"I worked on a number of honor killing cases when the law was emerging. These are never easy cases, but when the asylum law was emerging you had to educate the courts about the issue and not just present the facts. We had some very hard-fought cases, but I believed that my clients would truly be hurt if sent home and we persevered on their behalf. We also worked on a case of an outstanding executive who had been denied and were able to gain residence for him. He proceeded to open a business that created a highly beneficial invention for the telecom industry and he is such a benefit to the US and this economy.

One time I worked to stop someone from being deported who was on the way to the airport. The government thought, mistakenly, that he had committed several crimes. I was pounding on the doors of Judges at the Court of Appeals when those Appellate Judges were not used, nor set up to issue emergency orders. Procedures have now changed so this type of action does not have to occur and certain rights are within the system."
Ms. Oltarsh co-authored Committee Report, Urging that the Proposed Rules; to Revise the Structure of the Board of Immigration Appeals (BIA) Not be Adopted. How was this experience? She said:
"I worked on a Committee which was very influential and I cannot understate how important such work is and what a positive experience it was. All the attorneys I worked with, as well as the Chair of the Committee, were among the most intelligent and savvy attorneys that I know. These people are not content to remain inactive in the face of negativity and are prepared to expend time and effort to move against that which is unjust. An activist lawyer who uses the law and his or her intelligence to affect change is important to improving lives. I hope to be involved in other such efforts."
Ms. Oltarsh's Mentor, Pro Bono Work, Non Profit Organizations and Her Vision for the Future

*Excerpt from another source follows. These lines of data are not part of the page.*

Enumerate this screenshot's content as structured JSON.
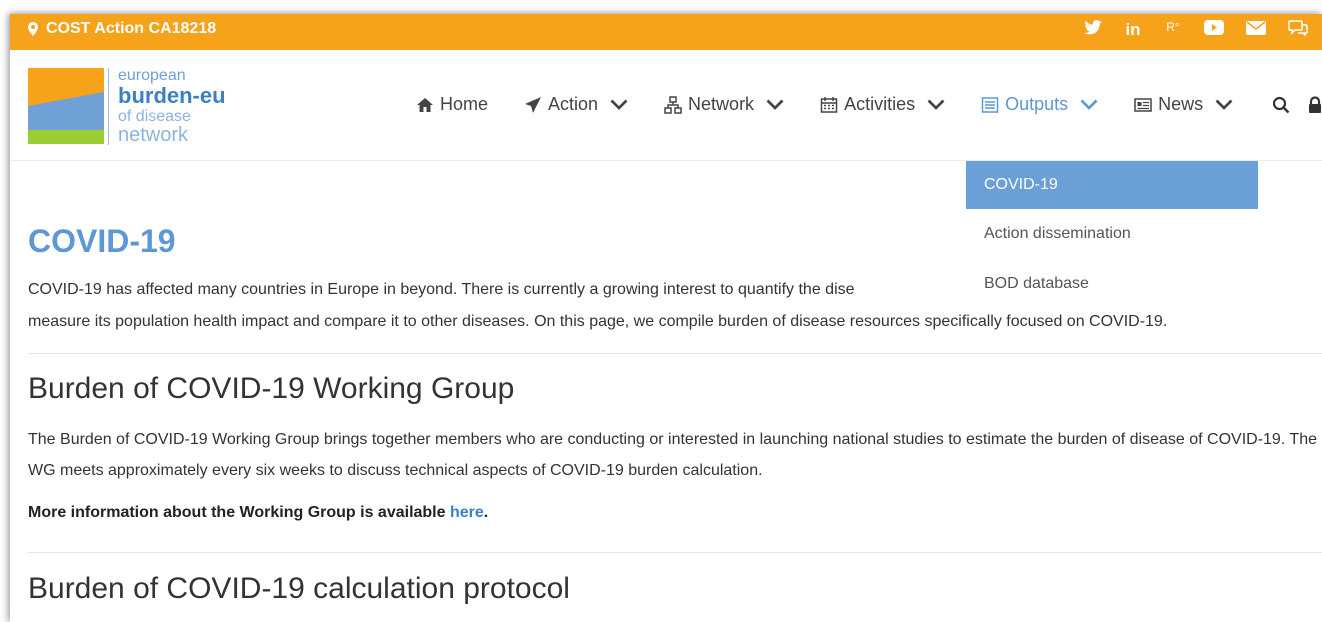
{
  "topbar": {
    "location": "COST Action CA18218",
    "socials": [
      "twitter-icon",
      "linkedin-icon",
      "researchgate-icon",
      "youtube-icon",
      "mail-icon",
      "chat-icon"
    ],
    "linkedin_label": "in",
    "researchgate_label": "R°"
  },
  "logo": {
    "line1": "european",
    "line2": "burden-eu",
    "line3": "of disease",
    "line4": "network"
  },
  "nav": {
    "items": [
      {
        "label": "Home",
        "icon": "home-icon"
      },
      {
        "label": "Action",
        "icon": "paper-plane-icon"
      },
      {
        "label": "Network",
        "icon": "sitemap-icon"
      },
      {
        "label": "Activities",
        "icon": "calendar-icon"
      },
      {
        "label": "Outputs",
        "icon": "list-alt-icon"
      },
      {
        "label": "News",
        "icon": "newspaper-icon"
      }
    ]
  },
  "dropdown": {
    "items": [
      "COVID-19",
      "Action dissemination",
      "BOD database"
    ]
  },
  "content": {
    "title": "COVID-19",
    "intro_line1": "COVID-19 has affected many countries in Europe in beyond. There is currently a growing interest to quantify the dise",
    "intro_line2": "measure its population health impact and compare it to other diseases. On this page, we compile burden of disease resources specifically focused on COVID-19.",
    "wg_title": "Burden of COVID-19 Working Group",
    "wg_text": "The Burden of COVID-19 Working Group brings together members who are conducting or interested in launching national studies to estimate the burden of disease of COVID-19. The WG meets approximately every six weeks to discuss technical aspects of COVID-19 burden calculation.",
    "more_info_prefix": "More information about the Working Group is available ",
    "more_info_link": "here",
    "more_info_suffix": ".",
    "protocol_title": "Burden of COVID-19 calculation protocol"
  },
  "colors": {
    "topbar": "#f7a21b",
    "accent_blue": "#5e97d6",
    "dropdown_active": "#6a9fd8",
    "logo_green": "#9acd32"
  }
}
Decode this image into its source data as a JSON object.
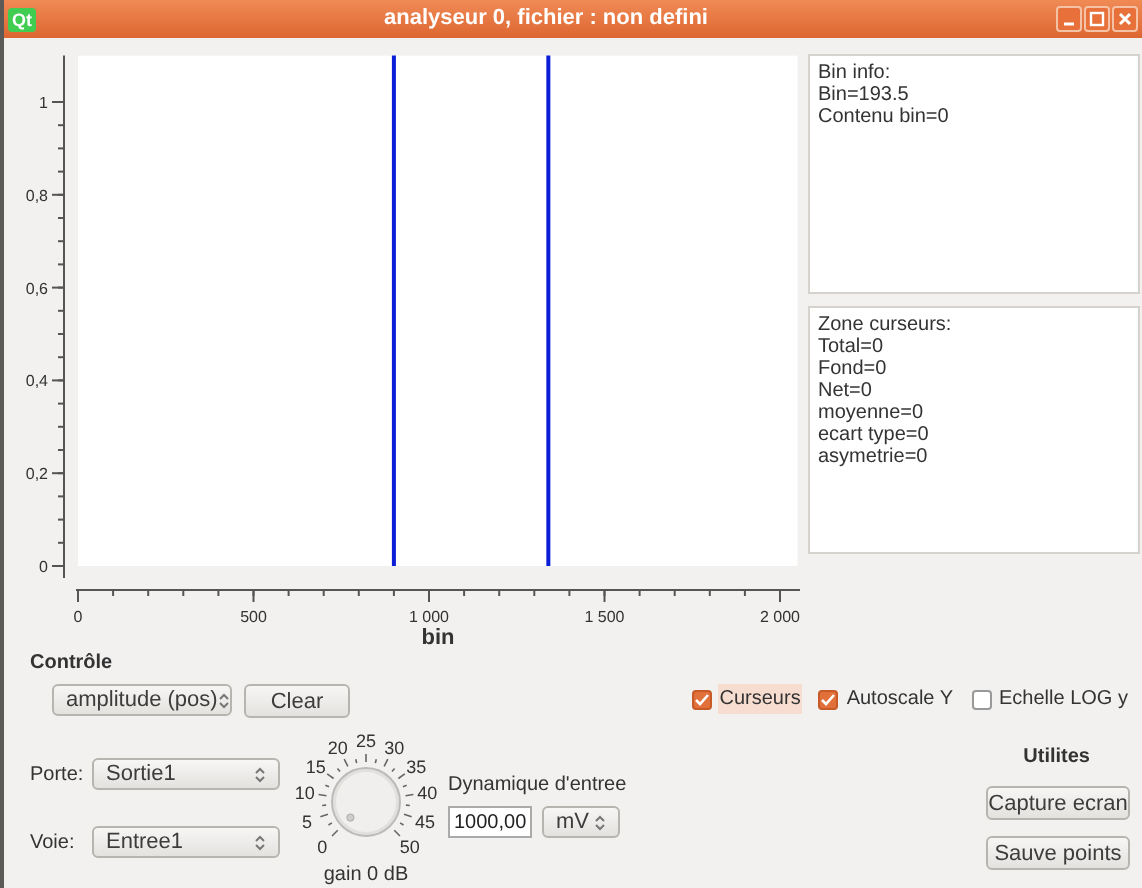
{
  "window": {
    "logo": "Qt",
    "title": "analyseur 0, fichier : non defini",
    "buttons": [
      {
        "kind": "minimize"
      },
      {
        "kind": "maximize"
      },
      {
        "kind": "close"
      }
    ]
  },
  "chart": {
    "chart_data": {
      "type": "line",
      "xlabel": "bin",
      "xlim": [
        0,
        2050
      ],
      "ylim": [
        0,
        1.1
      ],
      "xticks": [
        {
          "value": 0,
          "label": "0"
        },
        {
          "value": 500,
          "label": "500"
        },
        {
          "value": 1000,
          "label": "1 000"
        },
        {
          "value": 1500,
          "label": "1 500"
        },
        {
          "value": 2000,
          "label": "2 000"
        }
      ],
      "yticks": [
        {
          "value": 0,
          "label": "0"
        },
        {
          "value": 0.2,
          "label": "0,2"
        },
        {
          "value": 0.4,
          "label": "0,4"
        },
        {
          "value": 0.6,
          "label": "0,6"
        },
        {
          "value": 0.8,
          "label": "0,8"
        },
        {
          "value": 1,
          "label": "1"
        }
      ],
      "ref_lines": [
        {
          "axis": "x",
          "value": 900,
          "color": "#0a1ed8"
        },
        {
          "axis": "x",
          "value": 1340,
          "color": "#0a1ed8"
        }
      ]
    }
  },
  "bin_info": {
    "lines": [
      "Bin info:",
      "Bin=193.5",
      "Contenu bin=0"
    ]
  },
  "zone_curseurs": {
    "lines": [
      "Zone curseurs:",
      "Total=0",
      "Fond=0",
      "Net=0",
      "moyenne=0",
      "ecart type=0",
      "asymetrie=0"
    ]
  },
  "controle": {
    "title": "Contrôle",
    "mode_select": "amplitude (pos)",
    "clear_button": "Clear"
  },
  "checkboxes": [
    {
      "label": "Curseurs",
      "checked": true,
      "focused": true
    },
    {
      "label": "Autoscale Y",
      "checked": true,
      "focused": false
    },
    {
      "label": "Echelle LOG y",
      "checked": false,
      "focused": false
    }
  ],
  "porte": {
    "label": "Porte:",
    "value": "Sortie1"
  },
  "voie": {
    "label": "Voie:",
    "value": "Entree1"
  },
  "gain_knob": {
    "left_labels": [
      "20",
      "15",
      "10",
      "5",
      "0"
    ],
    "top_label": "25",
    "right_labels": [
      "30",
      "35",
      "40",
      "45",
      "50"
    ],
    "caption": "gain 0 dB"
  },
  "dynamique": {
    "label": "Dynamique d'entree",
    "value": "1000,00",
    "unit": "mV"
  },
  "utilites": {
    "title": "Utilites",
    "buttons": [
      "Capture ecran",
      "Sauve points"
    ]
  }
}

Does Ms. Oltarsh have a mentor? "My father is my legal mentor. He has always maintained a wide view of what the law can do and what is possible. He has used his substantial intellect to create avenues of possibilities when others thought none were available."

Does she handle pro bono work? Ms. Oltarsh admitted:
"I do pro bono work all the time. I had a case in which a man was held in immigration custody following two marijuana related cases. These arose following arrests and following - what seemed to me clearly illegal racial profiling. I had significant questions about the validity of the arrest and whether my client was even guilty. This case was in Texas and the Judge kept ruling against us, and we had to go on appeal a number of times. We eventually won, and his family, and him of course, were overjoyed. To have lost would have meant that he would have been deported and likely would not have been able to return."
Is there a non-profit organization or member that she admires? Ms. Oltarsh revealed:
"I have a good friend, Leigh Blake, who created Keep a Child Alive and recently started a new charity Arms Around the Child. Keep a Child Alive, as well as Arms Around the Child maintain orphanages in Africa and India for children who became parentless because of by AIDS, and often who have HIV or AIDS themselves. It provides a safe haven for them to live, food and life-saving drugs. It creates hope and a future for many children where none existed previously. "
What is her vision for the future? "I hope that this field becomes more humane and responsive to the many deserving people who the laws do not address in a worthwhile manner - there are significant changes that should be made in the business arena and the personal arena within immigration. There is a desperate need for reform within the immigration field. I hope to soon see those changes."

Here is a video of Ms. Oltarsh discussing adjustment interviews:

Find latest entry level immigration attorney jobs on LawCrossing.

published October 14, 2013

By Follow Me on
( 105 votes, average: 4.7 out of 5)
What do you think about this article? Rate it using the stars above and let us know what you think in the comments below.